In fact a lot of my stories start with a conversation with two people concerning a person, place or thing.

But once you have your plot, and it’s marked out in detail, don’t be afraid to deviate from it. Let the story go where it wants to go. Sometimes it will just loop right back to the end. Sometimes you’ll find something was missing from the original plot. Every now and then you’ll discover an entire person missing from the plot.

This NaNoWriMo I started with a basic plot that outlined all the chapters. The first two chapters dealt with Marizza, a witch, and how she fell in love with a merman, and conceived Okira, the cursed mermaid. The novel was suppose to be about Okira, and her struggles.

As I wrote it I realized I was struggling because Marizza’s back story, and the world building, were just a little thin. So I set about exploring it one day thinking I would just add little bits to it later, but it would be just for my information.

The story didn’t want to go that way, Marizza was more important then I realized, and her story wanted to be told too. So “Mermaid’s Curse” is going to be in two parts, in one book.

At first I rebelled against this notion. It’s suppose to be a paranormal romance, and romances do not come in two parts, and they usually do not follow the lives of a mother, then a daughter. But I realized I had to let the story write itself. If I forced it to be something it wasn’t then it wouldn’t be as good a story.

The wonderful thing about being an indie author is I don’t have to conform to conventions. I don’t have an editor or publisher to answer to. I can just write the story and let it be what it wants to be.

So maybe the story is more epic fantasy then romance at times, and other times it’s more romance. The main plot of the first half is the romance developing between Marizza and a merman, and how the curse came about. The second half is about the romance between Okira and Brother Hawk, and how they defeat the kraken.
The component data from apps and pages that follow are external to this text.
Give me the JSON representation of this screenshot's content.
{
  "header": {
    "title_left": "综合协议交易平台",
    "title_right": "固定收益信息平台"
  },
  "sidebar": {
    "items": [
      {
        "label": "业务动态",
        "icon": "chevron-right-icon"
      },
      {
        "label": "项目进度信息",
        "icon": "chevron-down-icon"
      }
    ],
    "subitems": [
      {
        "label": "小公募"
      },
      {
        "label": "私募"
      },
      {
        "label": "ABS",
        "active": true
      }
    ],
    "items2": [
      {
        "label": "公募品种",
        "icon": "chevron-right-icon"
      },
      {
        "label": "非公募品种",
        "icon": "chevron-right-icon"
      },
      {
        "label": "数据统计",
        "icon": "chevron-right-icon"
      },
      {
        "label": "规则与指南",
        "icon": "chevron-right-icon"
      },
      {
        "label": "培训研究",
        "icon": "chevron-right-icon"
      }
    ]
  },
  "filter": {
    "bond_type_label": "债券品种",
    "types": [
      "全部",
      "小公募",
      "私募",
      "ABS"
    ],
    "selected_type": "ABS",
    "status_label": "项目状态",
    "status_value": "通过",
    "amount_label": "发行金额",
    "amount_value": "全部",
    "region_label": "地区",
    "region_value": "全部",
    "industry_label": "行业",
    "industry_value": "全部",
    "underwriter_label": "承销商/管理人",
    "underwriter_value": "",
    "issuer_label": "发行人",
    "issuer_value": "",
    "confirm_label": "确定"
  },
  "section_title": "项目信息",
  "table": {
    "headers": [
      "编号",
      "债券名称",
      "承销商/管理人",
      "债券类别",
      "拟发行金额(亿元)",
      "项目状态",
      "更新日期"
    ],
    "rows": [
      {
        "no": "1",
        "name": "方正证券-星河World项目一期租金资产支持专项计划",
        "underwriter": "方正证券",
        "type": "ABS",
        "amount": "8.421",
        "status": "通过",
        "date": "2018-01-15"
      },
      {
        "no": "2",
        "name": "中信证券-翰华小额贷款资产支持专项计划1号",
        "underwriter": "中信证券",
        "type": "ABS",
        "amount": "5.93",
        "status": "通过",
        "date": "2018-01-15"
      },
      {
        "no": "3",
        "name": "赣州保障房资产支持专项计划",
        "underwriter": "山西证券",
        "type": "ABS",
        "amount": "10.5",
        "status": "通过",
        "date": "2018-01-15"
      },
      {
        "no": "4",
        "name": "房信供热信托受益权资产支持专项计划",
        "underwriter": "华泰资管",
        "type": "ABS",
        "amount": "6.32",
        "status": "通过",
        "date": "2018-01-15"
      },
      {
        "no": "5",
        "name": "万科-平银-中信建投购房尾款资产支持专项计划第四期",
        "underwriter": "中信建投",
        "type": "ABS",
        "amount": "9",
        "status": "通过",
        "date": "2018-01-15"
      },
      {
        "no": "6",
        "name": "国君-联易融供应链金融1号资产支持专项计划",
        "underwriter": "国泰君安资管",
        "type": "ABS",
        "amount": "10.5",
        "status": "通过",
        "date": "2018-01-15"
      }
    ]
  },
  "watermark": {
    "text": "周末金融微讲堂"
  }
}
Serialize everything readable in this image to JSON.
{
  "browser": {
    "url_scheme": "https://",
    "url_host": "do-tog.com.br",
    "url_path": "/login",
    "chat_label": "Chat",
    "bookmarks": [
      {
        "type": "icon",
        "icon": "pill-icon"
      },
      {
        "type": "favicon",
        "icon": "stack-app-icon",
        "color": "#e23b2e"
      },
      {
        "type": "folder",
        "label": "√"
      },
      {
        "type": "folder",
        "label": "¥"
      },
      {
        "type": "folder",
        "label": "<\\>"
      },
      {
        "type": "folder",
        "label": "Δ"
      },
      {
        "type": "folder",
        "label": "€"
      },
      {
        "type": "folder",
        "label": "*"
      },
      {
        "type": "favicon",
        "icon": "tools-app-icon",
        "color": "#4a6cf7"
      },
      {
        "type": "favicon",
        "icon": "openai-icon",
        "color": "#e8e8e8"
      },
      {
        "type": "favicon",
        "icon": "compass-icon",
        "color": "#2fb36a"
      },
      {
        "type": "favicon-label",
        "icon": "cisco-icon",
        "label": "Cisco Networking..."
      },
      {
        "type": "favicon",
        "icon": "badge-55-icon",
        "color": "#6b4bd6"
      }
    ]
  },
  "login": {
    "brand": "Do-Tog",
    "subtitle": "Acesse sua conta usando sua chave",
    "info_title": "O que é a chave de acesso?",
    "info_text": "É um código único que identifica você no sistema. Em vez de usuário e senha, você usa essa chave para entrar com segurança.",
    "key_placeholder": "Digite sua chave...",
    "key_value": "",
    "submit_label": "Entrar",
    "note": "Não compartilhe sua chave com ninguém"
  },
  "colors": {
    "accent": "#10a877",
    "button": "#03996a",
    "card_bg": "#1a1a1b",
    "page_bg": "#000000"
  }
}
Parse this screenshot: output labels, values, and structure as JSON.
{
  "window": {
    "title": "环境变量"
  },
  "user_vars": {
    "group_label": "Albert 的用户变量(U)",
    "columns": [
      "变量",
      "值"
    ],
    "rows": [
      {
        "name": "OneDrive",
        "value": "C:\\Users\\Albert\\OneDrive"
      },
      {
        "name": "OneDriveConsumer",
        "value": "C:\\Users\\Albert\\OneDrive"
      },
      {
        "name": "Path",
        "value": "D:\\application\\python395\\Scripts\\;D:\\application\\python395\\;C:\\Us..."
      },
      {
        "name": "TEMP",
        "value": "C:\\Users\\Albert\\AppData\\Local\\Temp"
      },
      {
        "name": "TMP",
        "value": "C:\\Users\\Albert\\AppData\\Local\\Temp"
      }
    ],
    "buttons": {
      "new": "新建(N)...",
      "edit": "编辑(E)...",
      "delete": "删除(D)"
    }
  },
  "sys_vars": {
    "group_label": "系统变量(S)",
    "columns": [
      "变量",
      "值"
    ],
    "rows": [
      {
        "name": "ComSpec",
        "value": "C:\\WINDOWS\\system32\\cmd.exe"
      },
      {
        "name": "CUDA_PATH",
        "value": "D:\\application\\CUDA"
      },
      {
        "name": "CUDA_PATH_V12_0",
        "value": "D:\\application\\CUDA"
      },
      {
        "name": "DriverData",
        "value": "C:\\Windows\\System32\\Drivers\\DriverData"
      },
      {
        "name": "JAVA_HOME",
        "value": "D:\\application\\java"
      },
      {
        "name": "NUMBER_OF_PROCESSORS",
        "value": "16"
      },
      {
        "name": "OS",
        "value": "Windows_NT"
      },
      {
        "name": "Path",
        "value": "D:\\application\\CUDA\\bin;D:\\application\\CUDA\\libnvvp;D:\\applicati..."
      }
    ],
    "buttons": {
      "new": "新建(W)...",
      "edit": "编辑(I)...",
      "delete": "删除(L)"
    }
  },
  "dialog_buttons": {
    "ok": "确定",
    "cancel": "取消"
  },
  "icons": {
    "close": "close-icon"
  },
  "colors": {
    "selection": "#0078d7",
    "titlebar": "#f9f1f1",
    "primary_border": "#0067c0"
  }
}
In both cases there is a lot dealing with their love lives, so I’m still going with “paranormal romance” for now.

But if the story wants to be epic fantasy… well I guess that’s what it gets to be.